*Provided material*.
===
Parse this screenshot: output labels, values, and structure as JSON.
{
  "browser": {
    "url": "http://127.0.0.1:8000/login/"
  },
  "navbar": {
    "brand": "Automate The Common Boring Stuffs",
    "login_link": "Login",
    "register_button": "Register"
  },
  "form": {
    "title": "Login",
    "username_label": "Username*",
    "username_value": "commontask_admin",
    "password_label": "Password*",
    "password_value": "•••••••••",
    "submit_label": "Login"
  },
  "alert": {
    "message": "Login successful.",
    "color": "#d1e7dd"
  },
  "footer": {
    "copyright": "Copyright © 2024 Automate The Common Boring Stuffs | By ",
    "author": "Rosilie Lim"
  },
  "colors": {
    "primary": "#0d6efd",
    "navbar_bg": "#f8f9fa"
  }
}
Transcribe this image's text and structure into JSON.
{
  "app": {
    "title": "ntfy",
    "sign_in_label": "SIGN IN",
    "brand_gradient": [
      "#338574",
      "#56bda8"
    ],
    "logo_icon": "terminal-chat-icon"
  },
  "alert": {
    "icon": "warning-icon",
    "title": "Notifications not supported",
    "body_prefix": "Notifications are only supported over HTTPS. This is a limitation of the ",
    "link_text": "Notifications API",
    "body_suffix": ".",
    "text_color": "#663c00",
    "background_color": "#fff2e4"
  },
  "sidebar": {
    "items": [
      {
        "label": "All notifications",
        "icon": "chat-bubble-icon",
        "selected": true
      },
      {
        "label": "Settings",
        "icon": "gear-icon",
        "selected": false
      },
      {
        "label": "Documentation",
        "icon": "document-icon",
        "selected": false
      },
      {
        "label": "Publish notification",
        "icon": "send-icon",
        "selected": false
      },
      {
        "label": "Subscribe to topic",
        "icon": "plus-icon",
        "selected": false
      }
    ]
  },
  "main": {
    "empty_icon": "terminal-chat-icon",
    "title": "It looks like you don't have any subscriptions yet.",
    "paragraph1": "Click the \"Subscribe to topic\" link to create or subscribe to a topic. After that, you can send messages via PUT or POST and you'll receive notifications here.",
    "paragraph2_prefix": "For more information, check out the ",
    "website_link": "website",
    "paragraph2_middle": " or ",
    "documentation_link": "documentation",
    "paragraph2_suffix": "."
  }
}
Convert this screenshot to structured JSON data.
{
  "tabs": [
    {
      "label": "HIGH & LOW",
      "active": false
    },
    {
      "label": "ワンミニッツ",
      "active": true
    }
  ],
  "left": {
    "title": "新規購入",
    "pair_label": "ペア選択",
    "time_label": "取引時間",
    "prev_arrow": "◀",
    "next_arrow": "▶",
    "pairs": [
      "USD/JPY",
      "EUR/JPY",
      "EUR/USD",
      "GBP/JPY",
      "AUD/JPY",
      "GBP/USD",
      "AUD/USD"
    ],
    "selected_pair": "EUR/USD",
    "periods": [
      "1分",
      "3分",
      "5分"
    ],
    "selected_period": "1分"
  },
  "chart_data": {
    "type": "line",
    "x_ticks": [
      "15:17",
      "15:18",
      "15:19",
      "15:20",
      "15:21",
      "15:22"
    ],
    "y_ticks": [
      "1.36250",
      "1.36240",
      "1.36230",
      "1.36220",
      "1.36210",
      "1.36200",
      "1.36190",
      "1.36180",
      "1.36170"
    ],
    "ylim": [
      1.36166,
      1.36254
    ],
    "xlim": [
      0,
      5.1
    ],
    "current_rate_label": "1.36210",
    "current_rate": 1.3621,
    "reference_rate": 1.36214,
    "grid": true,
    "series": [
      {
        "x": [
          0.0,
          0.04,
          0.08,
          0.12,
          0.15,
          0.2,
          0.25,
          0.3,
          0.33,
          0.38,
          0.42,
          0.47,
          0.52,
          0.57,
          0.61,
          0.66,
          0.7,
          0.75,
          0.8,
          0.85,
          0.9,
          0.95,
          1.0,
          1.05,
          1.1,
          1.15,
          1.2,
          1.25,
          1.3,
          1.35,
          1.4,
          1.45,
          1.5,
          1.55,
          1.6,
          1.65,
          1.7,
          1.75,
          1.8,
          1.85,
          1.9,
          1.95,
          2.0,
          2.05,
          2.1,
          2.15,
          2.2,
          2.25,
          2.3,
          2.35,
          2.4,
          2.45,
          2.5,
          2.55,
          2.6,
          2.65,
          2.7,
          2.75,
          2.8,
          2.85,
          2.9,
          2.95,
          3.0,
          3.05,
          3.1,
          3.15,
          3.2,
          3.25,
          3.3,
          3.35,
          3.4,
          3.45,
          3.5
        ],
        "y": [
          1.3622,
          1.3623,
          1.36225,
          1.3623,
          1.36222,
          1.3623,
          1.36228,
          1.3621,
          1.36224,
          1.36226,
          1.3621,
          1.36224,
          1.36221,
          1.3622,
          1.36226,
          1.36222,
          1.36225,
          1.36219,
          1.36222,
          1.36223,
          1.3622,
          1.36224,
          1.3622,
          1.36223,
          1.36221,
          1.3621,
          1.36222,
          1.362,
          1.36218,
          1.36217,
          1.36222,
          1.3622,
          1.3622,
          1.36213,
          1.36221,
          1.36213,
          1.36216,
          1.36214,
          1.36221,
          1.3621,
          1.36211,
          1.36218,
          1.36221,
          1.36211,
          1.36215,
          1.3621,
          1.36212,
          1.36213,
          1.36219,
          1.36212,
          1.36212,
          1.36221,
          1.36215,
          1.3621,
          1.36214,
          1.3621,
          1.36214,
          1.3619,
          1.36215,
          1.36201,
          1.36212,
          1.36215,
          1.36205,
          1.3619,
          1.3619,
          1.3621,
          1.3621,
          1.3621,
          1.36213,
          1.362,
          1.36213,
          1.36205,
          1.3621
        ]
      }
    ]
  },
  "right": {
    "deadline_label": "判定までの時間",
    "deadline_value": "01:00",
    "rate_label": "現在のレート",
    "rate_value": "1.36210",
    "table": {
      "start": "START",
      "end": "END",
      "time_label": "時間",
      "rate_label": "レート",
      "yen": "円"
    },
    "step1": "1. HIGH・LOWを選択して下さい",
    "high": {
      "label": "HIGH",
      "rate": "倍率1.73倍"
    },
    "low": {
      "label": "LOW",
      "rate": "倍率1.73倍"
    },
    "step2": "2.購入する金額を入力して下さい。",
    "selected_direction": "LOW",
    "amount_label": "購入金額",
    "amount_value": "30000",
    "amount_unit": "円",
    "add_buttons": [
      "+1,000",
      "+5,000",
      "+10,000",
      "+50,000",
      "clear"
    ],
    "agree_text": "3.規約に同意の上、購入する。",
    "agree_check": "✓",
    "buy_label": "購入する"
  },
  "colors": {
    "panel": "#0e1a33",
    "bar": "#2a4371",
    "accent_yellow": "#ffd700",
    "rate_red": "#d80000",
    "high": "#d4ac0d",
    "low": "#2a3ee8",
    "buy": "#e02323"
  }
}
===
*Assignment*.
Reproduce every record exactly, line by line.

*Your solution*.
Parse this screenshot: output labels, values, and structure as JSON.
{
  "browser": {
    "url": "http://127.0.0.1:8000/login/"
  },
  "navbar": {
    "brand": "Automate The Common Boring Stuffs",
    "login_link": "Login",
    "register_button": "Register"
  },
  "form": {
    "title": "Login",
    "username_label": "Username*",
    "username_value": "commontask_admin",
    "password_label": "Password*",
    "password_value": "•••••••••",
    "submit_label": "Login"
  },
  "alert": {
    "message": "Login successful.",
    "color": "#d1e7dd"
  },
  "footer": {
    "copyright": "Copyright © 2024 Automate The Common Boring Stuffs | By ",
    "author": "Rosilie Lim"
  },
  "colors": {
    "primary": "#0d6efd",
    "navbar_bg": "#f8f9fa"
  }
}
Transcribe this image's text and structure into JSON.
{
  "app": {
    "title": "ntfy",
    "sign_in_label": "SIGN IN",
    "brand_gradient": [
      "#338574",
      "#56bda8"
    ],
    "logo_icon": "terminal-chat-icon"
  },
  "alert": {
    "icon": "warning-icon",
    "title": "Notifications not supported",
    "body_prefix": "Notifications are only supported over HTTPS. This is a limitation of the ",
    "link_text": "Notifications API",
    "body_suffix": ".",
    "text_color": "#663c00",
    "background_color": "#fff2e4"
  },
  "sidebar": {
    "items": [
      {
        "label": "All notifications",
        "icon": "chat-bubble-icon",
        "selected": true
      },
      {
        "label": "Settings",
        "icon": "gear-icon",
        "selected": false
      },
      {
        "label": "Documentation",
        "icon": "document-icon",
        "selected": false
      },
      {
        "label": "Publish notification",
        "icon": "send-icon",
        "selected": false
      },
      {
        "label": "Subscribe to topic",
        "icon": "plus-icon",
        "selected": false
      }
    ]
  },
  "main": {
    "empty_icon": "terminal-chat-icon",
    "title": "It looks like you don't have any subscriptions yet.",
    "paragraph1": "Click the \"Subscribe to topic\" link to create or subscribe to a topic. After that, you can send messages via PUT or POST and you'll receive notifications here.",
    "paragraph2_prefix": "For more information, check out the ",
    "website_link": "website",
    "paragraph2_middle": " or ",
    "documentation_link": "documentation",
    "paragraph2_suffix": "."
  }
}
Convert this screenshot to structured JSON data.
{
  "tabs": [
    {
      "label": "HIGH & LOW",
      "active": false
    },
    {
      "label": "ワンミニッツ",
      "active": true
    }
  ],
  "left": {
    "title": "新規購入",
    "pair_label": "ペア選択",
    "time_label": "取引時間",
    "prev_arrow": "◀",
    "next_arrow": "▶",
    "pairs": [
      "USD/JPY",
      "EUR/JPY",
      "EUR/USD",
      "GBP/JPY",
      "AUD/JPY",
      "GBP/USD",
      "AUD/USD"
    ],
    "selected_pair": "EUR/USD",
    "periods": [
      "1分",
      "3分",
      "5分"
    ],
    "selected_period": "1分"
  },
  "chart_data": {
    "type": "line",
    "x_ticks": [
      "15:17",
      "15:18",
      "15:19",
      "15:20",
      "15:21",
      "15:22"
    ],
    "y_ticks": [
      "1.36250",
      "1.36240",
      "1.36230",
      "1.36220",
      "1.36210",
      "1.36200",
      "1.36190",
      "1.36180",
      "1.36170"
    ],
    "ylim": [
      1.36166,
      1.36254
    ],
    "xlim": [
      0,
      5.1
    ],
    "current_rate_label": "1.36210",
    "current_rate": 1.3621,
    "reference_rate": 1.36214,
    "grid": true,
    "series": [
      {
        "x": [
          0.0,
          0.04,
          0.08,
          0.12,
          0.15,
          0.2,
          0.25,
          0.3,
          0.33,
          0.38,
          0.42,
          0.47,
          0.52,
          0.57,
          0.61,
          0.66,
          0.7,
          0.75,
          0.8,
          0.85,
          0.9,
          0.95,
          1.0,
          1.05,
          1.1,
          1.15,
          1.2,
          1.25,
          1.3,
          1.35,
          1.4,
          1.45,
          1.5,
          1.55,
          1.6,
          1.65,
          1.7,
          1.75,
          1.8,
          1.85,
          1.9,
          1.95,
          2.0,
          2.05,
          2.1,
          2.15,
          2.2,
          2.25,
          2.3,
          2.35,
          2.4,
          2.45,
          2.5,
          2.55,
          2.6,
          2.65,
          2.7,
          2.75,
          2.8,
          2.85,
          2.9,
          2.95,
          3.0,
          3.05,
          3.1,
          3.15,
          3.2,
          3.25,
          3.3,
          3.35,
          3.4,
          3.45,
          3.5
        ],
        "y": [
          1.3622,
          1.3623,
          1.36225,
          1.3623,
          1.36222,
          1.3623,
          1.36228,
          1.3621,
          1.36224,
          1.36226,
          1.3621,
          1.36224,
          1.36221,
          1.3622,
          1.36226,
          1.36222,
          1.36225,
          1.36219,
          1.36222,
          1.36223,
          1.3622,
          1.36224,
          1.3622,
          1.36223,
          1.36221,
          1.3621,
          1.36222,
          1.362,
          1.36218,
          1.36217,
          1.36222,
          1.3622,
          1.3622,
          1.36213,
          1.36221,
          1.36213,
          1.36216,
          1.36214,
          1.36221,
          1.3621,
          1.36211,
          1.36218,
          1.36221,
          1.36211,
          1.36215,
          1.3621,
          1.36212,
          1.36213,
          1.36219,
          1.36212,
          1.36212,
          1.36221,
          1.36215,
          1.3621,
          1.36214,
          1.3621,
          1.36214,
          1.3619,
          1.36215,
          1.36201,
          1.36212,
          1.36215,
          1.36205,
          1.3619,
          1.3619,
          1.3621,
          1.3621,
          1.3621,
          1.36213,
          1.362,
          1.36213,
          1.36205,
          1.3621
        ]
      }
    ]
  },
  "right": {
    "deadline_label": "判定までの時間",
    "deadline_value": "01:00",
    "rate_label": "現在のレート",
    "rate_value": "1.36210",
    "table": {
      "start": "START",
      "end": "END",
      "time_label": "時間",
      "rate_label": "レート",
      "yen": "円"
    },
    "step1": "1. HIGH・LOWを選択して下さい",
    "high": {
      "label": "HIGH",
      "rate": "倍率1.73倍"
    },
    "low": {
      "label": "LOW",
      "rate": "倍率1.73倍"
    },
    "step2": "2.購入する金額を入力して下さい。",
    "selected_direction": "LOW",
    "amount_label": "購入金額",
    "amount_value": "30000",
    "amount_unit": "円",
    "add_buttons": [
      "+1,000",
      "+5,000",
      "+10,000",
      "+50,000",
      "clear"
    ],
    "agree_text": "3.規約に同意の上、購入する。",
    "agree_check": "✓",
    "buy_label": "購入する"
  },
  "colors": {
    "panel": "#0e1a33",
    "bar": "#2a4371",
    "accent_yellow": "#ffd700",
    "rate_red": "#d80000",
    "high": "#d4ac0d",
    "low": "#2a3ee8",
    "buy": "#e02323"
  }
}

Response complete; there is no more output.